In the 1990s, archeologists in Mexico City unearthed a 500-year-old skeleton near an ancient Aztec temple—a victim of human sacrifice. A grisly discovery, yes, but perhaps even more chilling was what the beheaded skeleton was holding: two small whistles, one in the shape of a skull. When a researcher blew into one of the tiny instruments, the horrifying sounds that emerged immediately captivated imaginations. One scholar described the noise as “a shriek of death.”
The dreadful, high-pitched sound of the whistle is perhaps most comparable to a human scream. “There are different air streams generated within the structure of these instruments, which then diametrically hits against each other,” said Arnd Adje Both, a music archeologist who has examined the whistle. “And thus the Aztecs were able to produce a very shrill and noisy sound.”
The true purpose of these artifacts has baffled experts. Were they used to terrorize enemies in warfare? Aztec warriors were known to beat wooden drums as they advanced into battle—might they also have blown these ghastly whistles? “You can imagine the frightening sound if you had 200 or 300 or 5,000 warriors blowing these instruments,” said Jaime Arredondo, an art historian and professor of Mesoamerican and Latino studies at New York University. “That would be extremely intimidating.”
Another theory gave the instruments a more peaceful purpose.

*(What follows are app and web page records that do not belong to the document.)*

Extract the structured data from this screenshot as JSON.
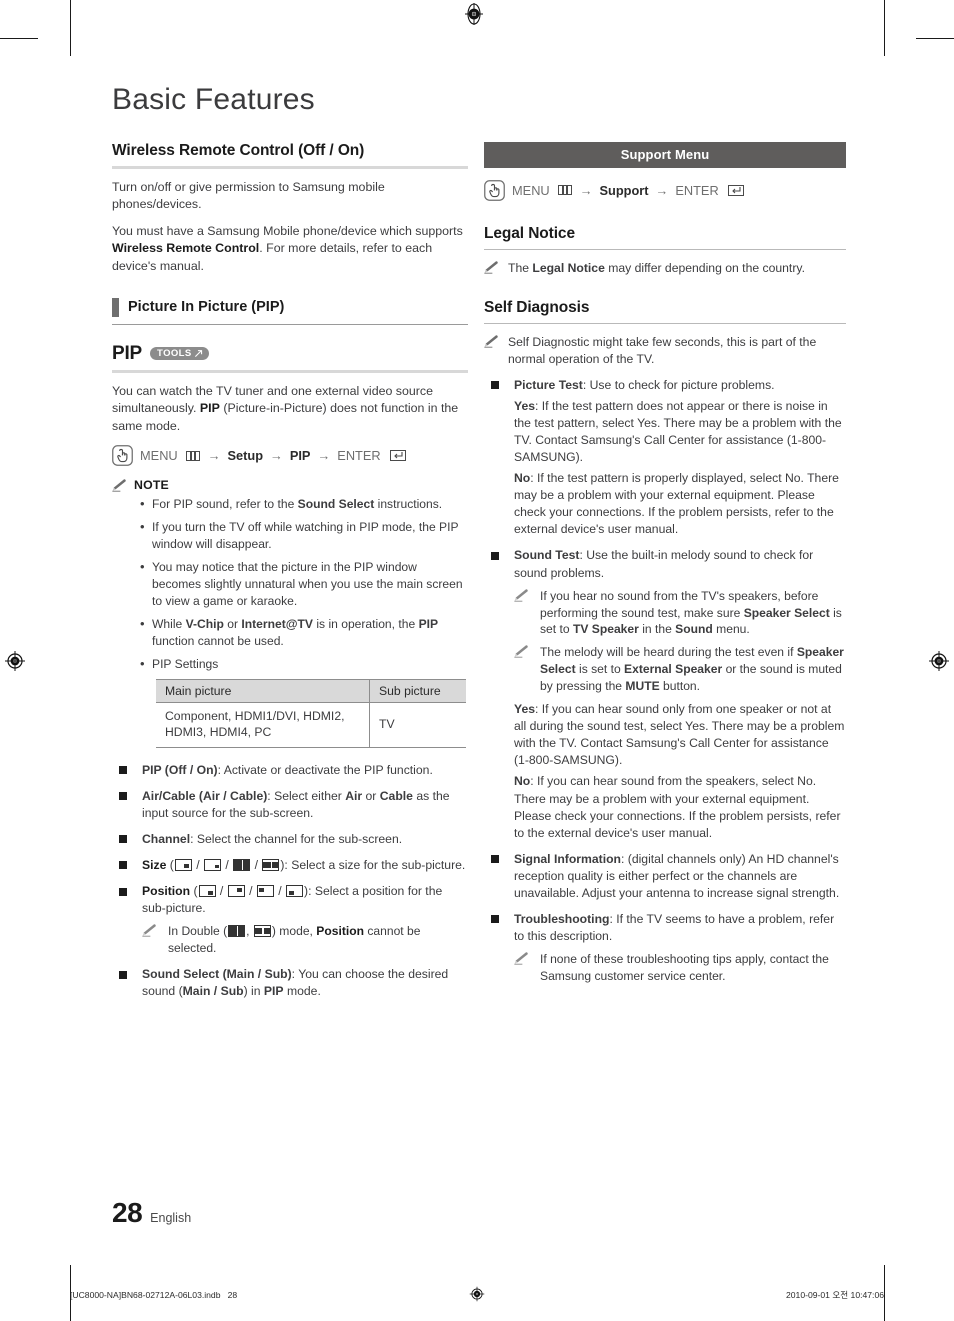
{
  "page": {
    "title": "Basic Features",
    "number": "28",
    "language": "English"
  },
  "left": {
    "wireless": {
      "heading": "Wireless Remote Control (Off / On)",
      "paragraphs": [
        "Turn on/off or give permission to Samsung mobile phones/devices.",
        "You must have a Samsung Mobile phone/device which supports <b>Wireless Remote Control</b>. For more details, refer to each device's manual."
      ]
    },
    "pip_subhead": "Picture In Picture (PIP)",
    "pip": {
      "label": "PIP",
      "tools_badge": "TOOLS",
      "intro": "You can watch the TV tuner and one external video source simultaneously. <b>PIP</b> (Picture-in-Picture) does not function in the same mode.",
      "menupath": {
        "menu": "MENU",
        "arrow": "→",
        "step1": "Setup",
        "step2": "PIP",
        "enter": "ENTER"
      },
      "note_label": "NOTE",
      "notes": [
        "For PIP sound, refer to the <b>Sound Select</b> instructions.",
        "If you turn the TV off while watching in PIP mode, the PIP window will disappear.",
        "You may notice that the picture in the PIP window becomes slightly unnatural when you use the main screen to view a game or karaoke.",
        "While <b>V-Chip</b> or <b>Internet@TV</b> is in operation, the <b>PIP</b> function cannot be used.",
        "PIP Settings"
      ],
      "table": {
        "headers": [
          "Main picture",
          "Sub picture"
        ],
        "rows": [
          [
            "Component, HDMI1/DVI, HDMI2, HDMI3, HDMI4, PC",
            "TV"
          ]
        ]
      },
      "options": [
        "<b>PIP (Off / On)</b>: Activate or deactivate the PIP function.",
        "<b>Air/Cable (Air / Cable)</b>: Select either <b>Air</b> or <b>Cable</b> as the input source for the sub-screen.",
        "<b>Channel</b>: Select the channel for the sub-screen.",
        "<b>Sound Select (Main / Sub)</b>: You can choose the desired sound (<b>Main / Sub</b>) in <b>PIP</b> mode."
      ],
      "size_label": "Size",
      "size_tail": ": Select a size for the sub-picture.",
      "position_label": "Position",
      "position_tail": ": Select a position for the sub-picture.",
      "double_note": "In Double (<icons>) mode, <b>Position</b> cannot be selected.",
      "double_note_pre": "In Double (",
      "double_note_mid": ") mode, ",
      "double_note_bold": "Position",
      "double_note_post": " cannot be selected."
    }
  },
  "right": {
    "support_bar": "Support Menu",
    "menupath": {
      "menu": "MENU",
      "arrow": "→",
      "step1": "Support",
      "enter": "ENTER"
    },
    "legal": {
      "heading": "Legal Notice",
      "note": "The <b>Legal Notice</b> may differ depending on the country."
    },
    "selfdiag": {
      "heading": "Self Diagnosis",
      "top_note": "Self Diagnostic might take few seconds, this is part of the normal operation of the TV.",
      "items": [
        {
          "main": "<b>Picture Test</b>: Use to check for picture problems.",
          "paras": [
            "<b>Yes</b>: If the test pattern does not appear or there is noise in the test pattern, select Yes. There may be a problem with the TV. Contact Samsung's Call Center for assistance (1-800-SAMSUNG).",
            "<b>No</b>: If the test pattern is properly displayed, select No. There may be a problem with your external equipment. Please check your connections. If the problem persists, refer to the external device's user manual."
          ],
          "notes": []
        },
        {
          "main": "<b>Sound Test</b>: Use the built-in melody sound to check for sound problems.",
          "notes": [
            "If you hear no sound from the TV's speakers, before performing the sound test, make sure <b>Speaker Select</b> is set to <b>TV Speaker</b> in the <b>Sound</b> menu.",
            "The melody will be heard during the test even if <b>Speaker Select</b> is set to <b>External Speaker</b> or the sound is muted by pressing the <b>MUTE</b> button."
          ],
          "paras": [
            "<b>Yes</b>: If you can hear sound only from one speaker or not at all during the sound test, select Yes. There may be a problem with the TV. Contact Samsung's Call Center for assistance (1-800-SAMSUNG).",
            "<b>No</b>: If you can hear sound from the speakers, select No. There may be a problem with your external equipment. Please check your connections. If the problem persists, refer to the external device's user manual."
          ]
        },
        {
          "main": "<b>Signal Information</b>: (digital channels only) An HD channel's reception quality is either perfect or the channels are unavailable. Adjust your antenna to increase signal strength.",
          "paras": [],
          "notes": []
        },
        {
          "main": "<b>Troubleshooting</b>: If the TV seems to have a problem, refer to this description.",
          "paras": [],
          "notes": [
            "If none of these troubleshooting tips apply, contact the Samsung customer service center."
          ]
        }
      ]
    }
  },
  "colophon": {
    "file": "[UC8000-NA]BN68-02712A-06L03.indb   28",
    "timestamp": "2010-09-01   오전 10:47:06"
  },
  "colors": {
    "support_bar": "#5f5d5c",
    "tools_badge": "#8c8c8c",
    "rule": "#d8d8d8",
    "table_header": "#d9d9d9",
    "text": "#3d3d3f"
  }
}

They may have been used to induce trances as part of healing rituals—rather than to terrify, the whistle may have been used to bring comfort.

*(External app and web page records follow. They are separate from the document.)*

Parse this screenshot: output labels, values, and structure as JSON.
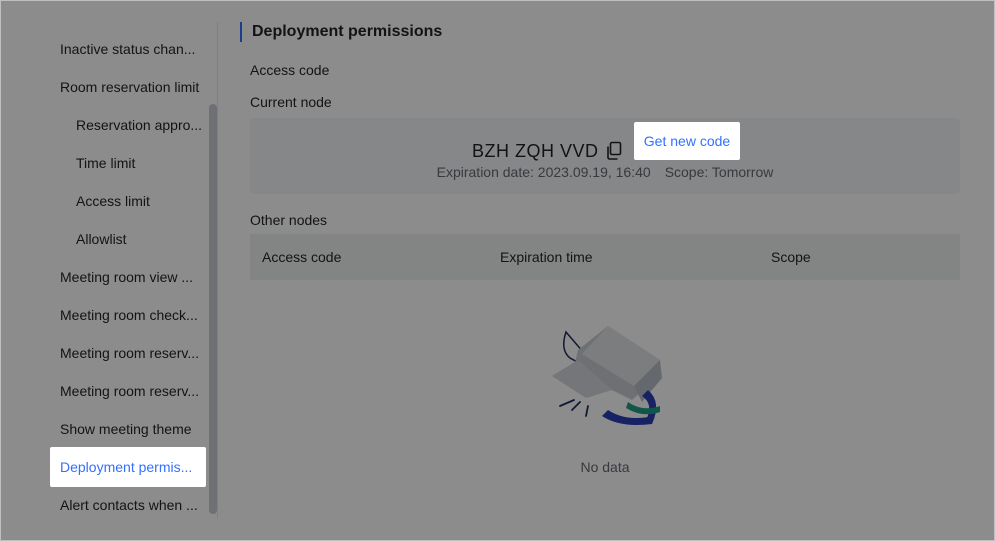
{
  "sidebar": {
    "items": [
      {
        "label": "Inactive status chan...",
        "level": 1
      },
      {
        "label": "Room reservation limit",
        "level": 1
      },
      {
        "label": "Reservation appro...",
        "level": 2
      },
      {
        "label": "Time limit",
        "level": 2
      },
      {
        "label": "Access limit",
        "level": 2
      },
      {
        "label": "Allowlist",
        "level": 2
      },
      {
        "label": "Meeting room view ...",
        "level": 1
      },
      {
        "label": "Meeting room check...",
        "level": 1
      },
      {
        "label": "Meeting room reserv...",
        "level": 1
      },
      {
        "label": "Meeting room reserv...",
        "level": 1
      },
      {
        "label": "Show meeting theme",
        "level": 1
      },
      {
        "label": "Deployment permis...",
        "level": 1,
        "active": true
      },
      {
        "label": "Alert contacts when ...",
        "level": 1
      }
    ]
  },
  "main": {
    "title": "Deployment permissions",
    "access_code_label": "Access code",
    "current_node_label": "Current node",
    "current_code": "BZH ZQH VVD",
    "get_new_code": "Get new code",
    "expiration": "Expiration date: 2023.09.19, 16:40",
    "scope": "Scope:  Tomorrow",
    "other_nodes_label": "Other nodes",
    "table": {
      "columns": [
        "Access code",
        "Expiration time",
        "Scope"
      ],
      "rows": []
    },
    "empty_text": "No data"
  },
  "colors": {
    "accent": "#3370ff",
    "overlay": "rgba(0,0,0,0.45)"
  },
  "icons": {
    "copy": "copy-icon",
    "empty": "empty-box-illustration"
  }
}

But perhaps the mostly likely theory of the instruments involves their connection to human sacrifice. In the third episode of our series “Sound Mysteries,” we explore the unnerving case of the Aztec death whistle.